ATTENTION NEWSDESKS AND FORWARD PLANNERS
Embargoed until 00:01 Tuesday 26 June 2012
Housing providers should bid for reablement contracts
Opportunities for at-home recuperation being missed
Clinical commissioners should look again both at how reablement services are delivered – and who delivers them – as they take responsibility for these schemes from local authorities, says a new report by Demos.
The report comes in response to significant government investment in ‘reablement’ services, support services designed to speed discharge from hospital and reduce the need for ongoing care and support.
The Government has chosen to not only honour the previous government’s commitment of £70m for reablement services but to add a further £162m from Department of Health efficiency savings. The Department of Health’s most recent estimate stated that delayed hospital discharges cost the NHS around £170 million a year (or around £500,000 for every day of the year) and account for 1.7 million lost bed days annually.
Reablement is seen as the key to this, speeding discharge and reducing the reliance on ongoing care. But the Demos report stresses a need for greater scrutiny over the scheme’s ability to reduce readmissions to hospital, as this remains an overlooked but critical element of the cost savings reablement might achieve.
Weaknesses in the current reablement system – including a narrow focus on home care tasks, a ‘cliff edge’ of support at the end of the intervention, and a lack of personalisation – could explain why reablement has limited impact on readmissions.
But social landlords, who excel in encouraging their customers’ community engagement and who can create a more gradual reduction in support, could be the key to improving the current reablement offer.
The report The Home Cure calls for reablement teams to partner with social housing to help them deliver more holistic reablement services, but also encourages housing with care providers to bid for reablement contracts themselves, ending the local authority monopoly on reablement services, and creating a more diverse market for reablement services..
Claudia Wood, Head of Public Services and Welfare at Demos said:
“Government faith in reablement is well founded – it helps with delayed discharge and reduces people’s reliance on social care, so everyone wins. But that doesn’t mean it can’t be improved – commissioners need to consider whether more can be achieved with the government’s reablement funds, and this includes looking again at how it is delivered, and who delivers it.”
Chris Munday, Executive Director, Midland Heart Care and Support said:

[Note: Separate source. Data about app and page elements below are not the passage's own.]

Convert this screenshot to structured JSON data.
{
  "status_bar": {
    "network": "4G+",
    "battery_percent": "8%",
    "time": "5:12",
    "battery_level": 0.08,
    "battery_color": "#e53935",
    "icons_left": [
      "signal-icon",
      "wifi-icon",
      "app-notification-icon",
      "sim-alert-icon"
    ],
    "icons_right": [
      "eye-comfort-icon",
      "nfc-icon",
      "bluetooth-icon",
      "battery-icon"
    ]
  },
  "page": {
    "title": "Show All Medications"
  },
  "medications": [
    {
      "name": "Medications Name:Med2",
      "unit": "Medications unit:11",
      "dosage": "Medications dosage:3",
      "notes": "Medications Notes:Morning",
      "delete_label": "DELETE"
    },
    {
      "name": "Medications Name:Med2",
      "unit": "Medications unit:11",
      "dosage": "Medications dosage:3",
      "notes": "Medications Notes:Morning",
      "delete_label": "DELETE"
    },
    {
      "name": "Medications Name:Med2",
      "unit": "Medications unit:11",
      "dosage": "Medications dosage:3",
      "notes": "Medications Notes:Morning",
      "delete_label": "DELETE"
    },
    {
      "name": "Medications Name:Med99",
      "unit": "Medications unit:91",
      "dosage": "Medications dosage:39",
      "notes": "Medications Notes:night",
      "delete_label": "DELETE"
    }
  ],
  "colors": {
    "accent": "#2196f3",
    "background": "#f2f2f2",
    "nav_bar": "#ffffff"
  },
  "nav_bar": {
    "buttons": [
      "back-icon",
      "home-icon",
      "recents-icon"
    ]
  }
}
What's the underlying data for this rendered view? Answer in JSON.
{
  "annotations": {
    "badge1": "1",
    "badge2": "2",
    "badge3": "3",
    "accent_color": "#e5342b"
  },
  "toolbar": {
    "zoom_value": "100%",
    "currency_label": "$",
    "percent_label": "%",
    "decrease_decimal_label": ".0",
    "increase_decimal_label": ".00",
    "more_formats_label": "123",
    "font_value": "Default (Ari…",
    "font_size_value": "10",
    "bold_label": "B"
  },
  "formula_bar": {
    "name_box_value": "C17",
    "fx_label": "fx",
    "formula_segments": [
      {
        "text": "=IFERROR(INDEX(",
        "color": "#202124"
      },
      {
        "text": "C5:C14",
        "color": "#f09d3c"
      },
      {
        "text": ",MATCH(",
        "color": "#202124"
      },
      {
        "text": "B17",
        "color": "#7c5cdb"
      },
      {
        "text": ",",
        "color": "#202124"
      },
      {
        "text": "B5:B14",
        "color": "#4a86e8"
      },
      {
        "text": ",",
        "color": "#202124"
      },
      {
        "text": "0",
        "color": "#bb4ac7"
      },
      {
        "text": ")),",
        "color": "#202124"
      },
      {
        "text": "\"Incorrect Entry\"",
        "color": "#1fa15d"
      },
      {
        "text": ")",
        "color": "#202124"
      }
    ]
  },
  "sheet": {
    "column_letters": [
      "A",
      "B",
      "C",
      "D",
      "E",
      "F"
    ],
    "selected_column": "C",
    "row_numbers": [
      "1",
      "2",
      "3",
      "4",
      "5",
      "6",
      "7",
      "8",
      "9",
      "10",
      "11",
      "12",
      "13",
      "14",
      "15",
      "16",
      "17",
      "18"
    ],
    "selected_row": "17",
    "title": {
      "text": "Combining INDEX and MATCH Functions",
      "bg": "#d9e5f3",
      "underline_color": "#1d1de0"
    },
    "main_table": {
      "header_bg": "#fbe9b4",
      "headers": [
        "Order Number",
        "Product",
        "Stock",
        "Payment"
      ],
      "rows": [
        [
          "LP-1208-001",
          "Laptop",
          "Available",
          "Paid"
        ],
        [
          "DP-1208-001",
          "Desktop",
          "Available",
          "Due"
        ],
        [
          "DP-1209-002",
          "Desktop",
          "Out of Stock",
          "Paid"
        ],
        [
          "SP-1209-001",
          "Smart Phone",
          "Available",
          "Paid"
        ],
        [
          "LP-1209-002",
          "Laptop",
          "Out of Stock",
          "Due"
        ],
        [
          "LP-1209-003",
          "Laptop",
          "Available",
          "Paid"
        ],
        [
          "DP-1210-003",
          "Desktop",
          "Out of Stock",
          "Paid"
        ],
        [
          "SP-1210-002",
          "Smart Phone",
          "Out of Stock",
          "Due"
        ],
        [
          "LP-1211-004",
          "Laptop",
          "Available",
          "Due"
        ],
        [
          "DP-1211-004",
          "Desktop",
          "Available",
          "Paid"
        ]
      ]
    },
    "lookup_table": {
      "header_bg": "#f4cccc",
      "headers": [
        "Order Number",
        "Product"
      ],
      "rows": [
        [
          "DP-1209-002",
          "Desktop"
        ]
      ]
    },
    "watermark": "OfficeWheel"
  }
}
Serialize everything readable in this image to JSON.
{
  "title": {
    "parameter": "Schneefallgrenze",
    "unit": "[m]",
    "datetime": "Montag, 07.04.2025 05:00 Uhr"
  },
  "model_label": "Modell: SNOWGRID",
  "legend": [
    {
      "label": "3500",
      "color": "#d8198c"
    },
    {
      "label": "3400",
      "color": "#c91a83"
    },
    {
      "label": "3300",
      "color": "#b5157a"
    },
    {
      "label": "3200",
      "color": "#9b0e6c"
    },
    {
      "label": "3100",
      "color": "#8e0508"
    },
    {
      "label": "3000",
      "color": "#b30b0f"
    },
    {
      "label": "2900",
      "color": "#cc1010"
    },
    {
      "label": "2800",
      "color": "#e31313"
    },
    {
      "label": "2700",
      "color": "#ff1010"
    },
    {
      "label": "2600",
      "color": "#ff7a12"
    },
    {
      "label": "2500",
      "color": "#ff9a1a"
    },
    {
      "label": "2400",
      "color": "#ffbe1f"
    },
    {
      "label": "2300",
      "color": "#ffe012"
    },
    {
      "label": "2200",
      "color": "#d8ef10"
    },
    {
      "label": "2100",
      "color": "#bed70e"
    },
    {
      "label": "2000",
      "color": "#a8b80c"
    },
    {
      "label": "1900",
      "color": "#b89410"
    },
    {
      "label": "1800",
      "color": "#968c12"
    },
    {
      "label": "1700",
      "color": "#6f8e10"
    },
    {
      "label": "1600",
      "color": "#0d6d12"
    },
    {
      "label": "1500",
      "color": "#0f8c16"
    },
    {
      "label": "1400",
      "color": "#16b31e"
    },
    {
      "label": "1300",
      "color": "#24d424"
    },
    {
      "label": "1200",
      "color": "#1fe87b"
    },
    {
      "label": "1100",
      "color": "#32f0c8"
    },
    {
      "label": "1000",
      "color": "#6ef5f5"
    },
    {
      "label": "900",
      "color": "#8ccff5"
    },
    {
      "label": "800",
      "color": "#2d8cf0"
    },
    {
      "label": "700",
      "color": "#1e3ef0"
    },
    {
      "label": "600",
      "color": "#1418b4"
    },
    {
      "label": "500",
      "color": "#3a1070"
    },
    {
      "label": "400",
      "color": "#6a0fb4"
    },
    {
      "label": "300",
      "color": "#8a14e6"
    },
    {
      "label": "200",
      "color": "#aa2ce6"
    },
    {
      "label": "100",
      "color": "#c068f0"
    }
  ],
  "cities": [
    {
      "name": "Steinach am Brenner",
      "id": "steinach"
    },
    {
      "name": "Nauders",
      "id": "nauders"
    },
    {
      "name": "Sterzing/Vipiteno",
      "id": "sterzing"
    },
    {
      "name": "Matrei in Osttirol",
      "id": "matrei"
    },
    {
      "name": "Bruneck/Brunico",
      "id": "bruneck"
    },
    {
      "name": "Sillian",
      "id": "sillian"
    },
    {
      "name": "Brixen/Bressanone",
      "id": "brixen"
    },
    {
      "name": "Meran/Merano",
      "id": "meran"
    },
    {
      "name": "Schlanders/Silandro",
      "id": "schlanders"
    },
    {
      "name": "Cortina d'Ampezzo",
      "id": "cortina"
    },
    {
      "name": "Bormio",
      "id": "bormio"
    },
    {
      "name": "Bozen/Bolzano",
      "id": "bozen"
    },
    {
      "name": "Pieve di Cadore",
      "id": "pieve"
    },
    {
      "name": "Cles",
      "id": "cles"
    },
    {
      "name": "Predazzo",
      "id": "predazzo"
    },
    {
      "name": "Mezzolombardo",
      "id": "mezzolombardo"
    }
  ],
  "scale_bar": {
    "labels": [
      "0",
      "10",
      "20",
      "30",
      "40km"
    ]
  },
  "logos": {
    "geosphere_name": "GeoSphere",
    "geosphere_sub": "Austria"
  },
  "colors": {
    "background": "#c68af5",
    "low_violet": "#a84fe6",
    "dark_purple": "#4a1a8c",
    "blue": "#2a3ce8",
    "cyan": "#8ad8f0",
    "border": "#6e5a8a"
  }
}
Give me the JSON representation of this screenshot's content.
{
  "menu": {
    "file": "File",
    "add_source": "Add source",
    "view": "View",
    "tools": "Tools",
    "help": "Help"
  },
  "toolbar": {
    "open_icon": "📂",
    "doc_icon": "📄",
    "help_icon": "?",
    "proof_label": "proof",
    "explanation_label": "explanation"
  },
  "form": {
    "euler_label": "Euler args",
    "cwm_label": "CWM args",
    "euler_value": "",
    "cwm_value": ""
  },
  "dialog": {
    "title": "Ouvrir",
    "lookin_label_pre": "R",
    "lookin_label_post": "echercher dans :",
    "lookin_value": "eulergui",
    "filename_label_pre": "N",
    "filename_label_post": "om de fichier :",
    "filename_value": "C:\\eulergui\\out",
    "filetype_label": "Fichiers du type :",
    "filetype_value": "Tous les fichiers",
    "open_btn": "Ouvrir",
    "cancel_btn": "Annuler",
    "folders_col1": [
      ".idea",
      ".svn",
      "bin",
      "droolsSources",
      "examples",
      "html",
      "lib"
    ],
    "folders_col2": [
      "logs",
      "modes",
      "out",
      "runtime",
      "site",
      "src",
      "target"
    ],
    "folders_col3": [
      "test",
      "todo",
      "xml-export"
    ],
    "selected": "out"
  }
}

“The research shows the hugely important role that housing and care has in supporting reablement services. The prospect of combining the best of housing and health together to develop new and innovative ways of working is truly exciting.
“We need a broader focus than simply home care - it is time for a much more holistic approach that will help people to integrate back into their communities and ultimately support them to lead the lives they choose with confidence and independence.”
NOTES TO EDITORS
Twenty one per cent of people over 65 and 24 per cent of people aged 75+ live in social housing
Research for Age UK suggested that of the 2 million older people with care needs in England, 800,000 receive no formal support, current government austerity measures could push this figure above 1 million by 2020.
Today there are 2,000 registered social housing providers, making them the main providers of affordable and social housing in the UK. Housing associations provide 2.5 million homes for 5 million people.
Maud is 82 and lives alone. After admission to hospital with a serious illness she received reablement services (as it currently stands) for around 6 weeks following discharge.
Maud would have like the support to continue longer than 6 weeks. She thought the current reablement package was inflexible and did not help her with as many tasks as she would have liked.
She also felt it should have been more personalised, to reestablish her independence.
The service was also too home based and lacked a reconnection with the wider community.
Roger, a 70 year old widower, spent 3 months in hospital after he was knocked down at a traffic light by a motor bike. He was discharged into supportive housing with a social care reablement package lasting 5 weeks.
Overall, Roger was positive about the reablement care he received, however, like Maud, he would have liked it to have lasted longer. He suffered several falls after the withdrawal of care and needed a wheelchair but felt he could not ask as the support he was receiving had ended.
The scheme is commission by Bedford Council social services through a central government grant. Up to 60 people stay in the scheme every year, for an average of four weeks at a cost of £68 per day, result in an estimated cost saving, of £5,656 per person compared with continued hospital stays and readmission. The annual scheme costs £140,000 per year of which the housing association contributes £15,000. Source: ‘Bedford Borough Draft Health and Wellbeing Strategy’
The Home Cure by Claudia Wood and Jo Salter is available to download for free from www.demos.co.uk/publications/thehomecure
This report is funded by Midland Heart Care and Support, one of the largest housing, care and regeneration providers in the country with nearly 32,000 homes.
For further information about Midland Heart contact:
Amanda Govani, Midland Heart: 0845 850 1020 ext 6157
Beatrice Karol Burks
020 7367 6325
079 2947 4938